"[A] smart, fluent drama... Mr. Pearle has found an intriguing subject of real currency, and one that stirs our natural sympathy." ?NY Times.
"A KID LIKE JAKE is a searching, keenly perceptive look at how the nature-versus-nurture question can play out on the front lines of tolerance today." ?Time Out NY.
"Daniel Pearle's polished new dramedy... is full of perceptive details about the intense world of affluent parenting, where every child is gifted and the struggle for dominance begins at home." ?NY Magazine.
Jake, a preschooler never seen onstage, loves to dress as Cinderella and the Little Mermaid. When an education consultant suggests that Jake?s ?gender-variant play? might benefit him in the impossibly ruthless world of Manhattan kindergarten admissions, his parents must confront their son?s shifting identity and their own shaky marriage. ?We?ll get through this,? the older woman says to the younger, in a tone oozing sympathy and understanding, clearly intended to buck up faltering spirits. Ripped from its context, the line and its earnest reading might suggest that the troubles being faced are of a life-threatening or life-altering kind: a cancer diagnosis, the death of a close relative, a psychological breakdown. Um, no. The older woman, Judy (professional Austin actress, Laura Galt-Snavely), is merely referring to the arduous, nerve-rattling process of obtaining a place in one of Manhattan?s exclusive and expensive private schools for the 4-year-old son of Alex (Austin professional actress, Lara Wright), the anxious mother at the center of ?A Kid Like Jake,? a new play by Daniel Pearle that opens on August 7 at the McCallum Arts Center.

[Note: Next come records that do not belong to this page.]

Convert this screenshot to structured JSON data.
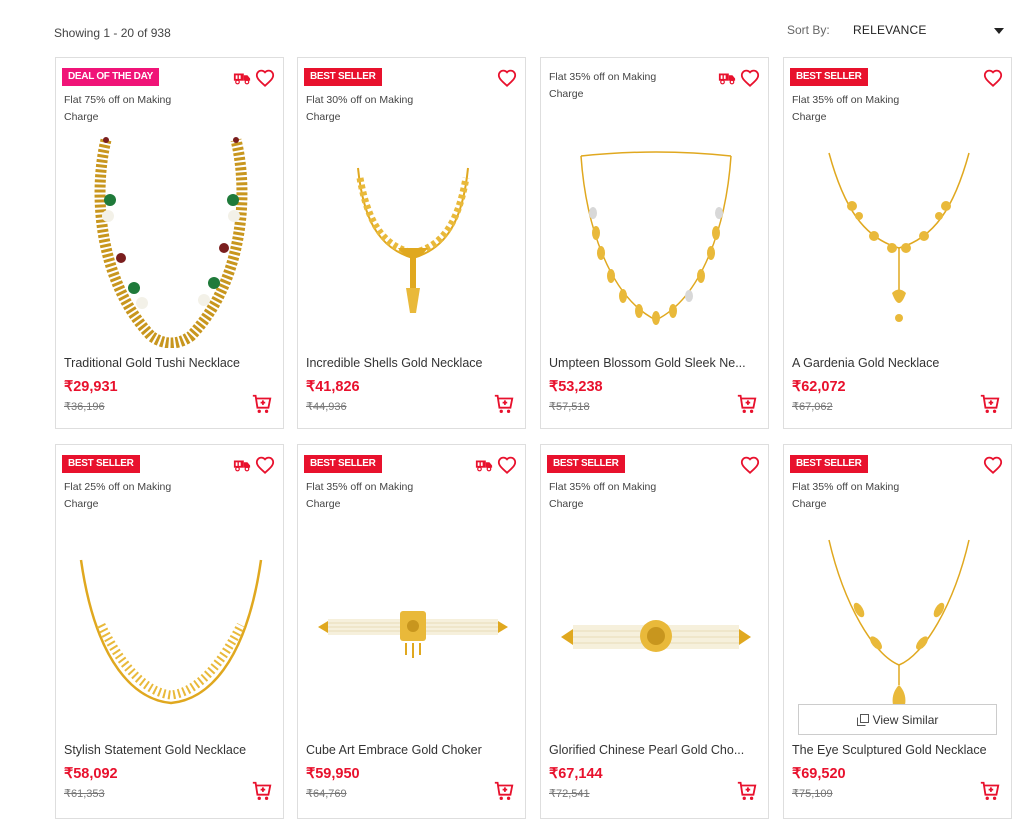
{
  "listing": {
    "showing_text": "Showing 1 - 20 of 938",
    "sort_label": "Sort By:",
    "sort_value": "RELEVANCE"
  },
  "colors": {
    "accent": "#e8112d",
    "deal_badge": "#f01478",
    "gold": "#e0a81f"
  },
  "icons": {
    "wishlist": "heart-icon",
    "delivery": "truck-icon",
    "cart": "add-to-cart-icon",
    "sort": "caret-down-icon",
    "view_similar": "copy-icon"
  },
  "products": [
    {
      "badge": "DEAL OF THE DAY",
      "offer": "Flat 75% off on Making Charge",
      "name": "Traditional Gold Tushi Necklace",
      "price": "₹29,931",
      "mrp": "₹36,196"
    },
    {
      "badge": "BEST SELLER",
      "offer": "Flat 30% off on Making Charge",
      "name": "Incredible Shells Gold Necklace",
      "price": "₹41,826",
      "mrp": "₹44,936"
    },
    {
      "badge": "",
      "offer": "Flat 35% off on Making Charge",
      "name": "Umpteen Blossom Gold Sleek Ne...",
      "price": "₹53,238",
      "mrp": "₹57,518"
    },
    {
      "badge": "BEST SELLER",
      "offer": "Flat 35% off on Making Charge",
      "name": "A Gardenia Gold Necklace",
      "price": "₹62,072",
      "mrp": "₹67,062"
    },
    {
      "badge": "BEST SELLER",
      "offer": "Flat 25% off on Making Charge",
      "name": "Stylish Statement Gold Necklace",
      "price": "₹58,092",
      "mrp": "₹61,353"
    },
    {
      "badge": "BEST SELLER",
      "offer": "Flat 35% off on Making Charge",
      "name": "Cube Art Embrace Gold Choker",
      "price": "₹59,950",
      "mrp": "₹64,769"
    },
    {
      "badge": "BEST SELLER",
      "offer": "Flat 35% off on Making Charge",
      "name": "Glorified Chinese Pearl Gold Cho...",
      "price": "₹67,144",
      "mrp": "₹72,541"
    },
    {
      "badge": "BEST SELLER",
      "offer": "Flat 35% off on Making Charge",
      "name": "The Eye Sculptured Gold Necklace",
      "price": "₹69,520",
      "mrp": "₹75,109",
      "view_similar_label": "View Similar"
    }
  ]
}
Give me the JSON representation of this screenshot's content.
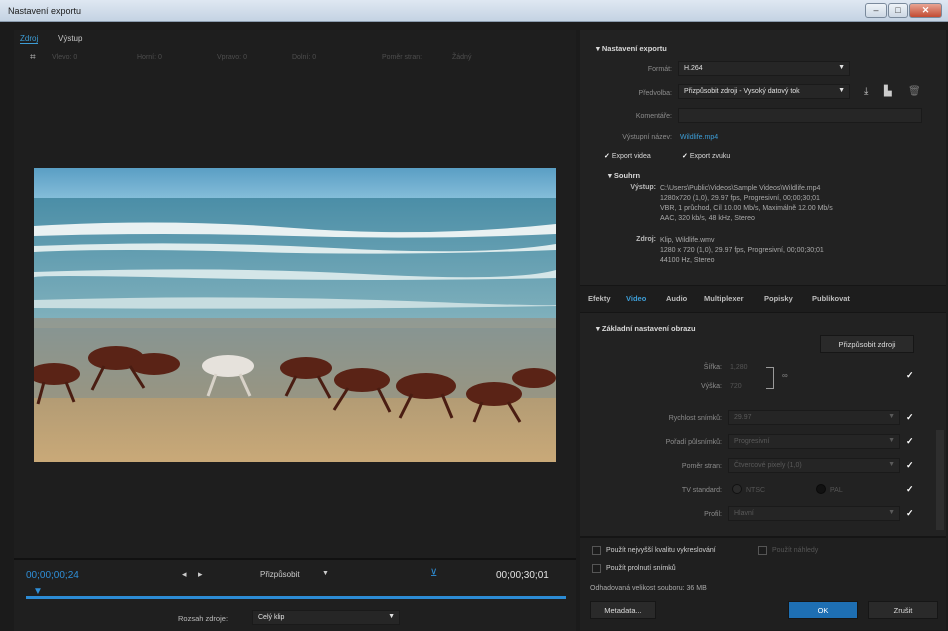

This production is the latest in a tradition of co-productions between MacTheatre and local professional Austin theatre. "I was completely thrilled that Half and Half Productions (BOB, Chicago, Passing Strange) wanted to work with McCallum to make this production a reality." Having Half and Half attached to the project enabled Jake's director, Joshua Denning, to cast local professional actors with the acting chops needed to pull off this contemporary dramedy that premiered just last year at Lincoln Center in New York.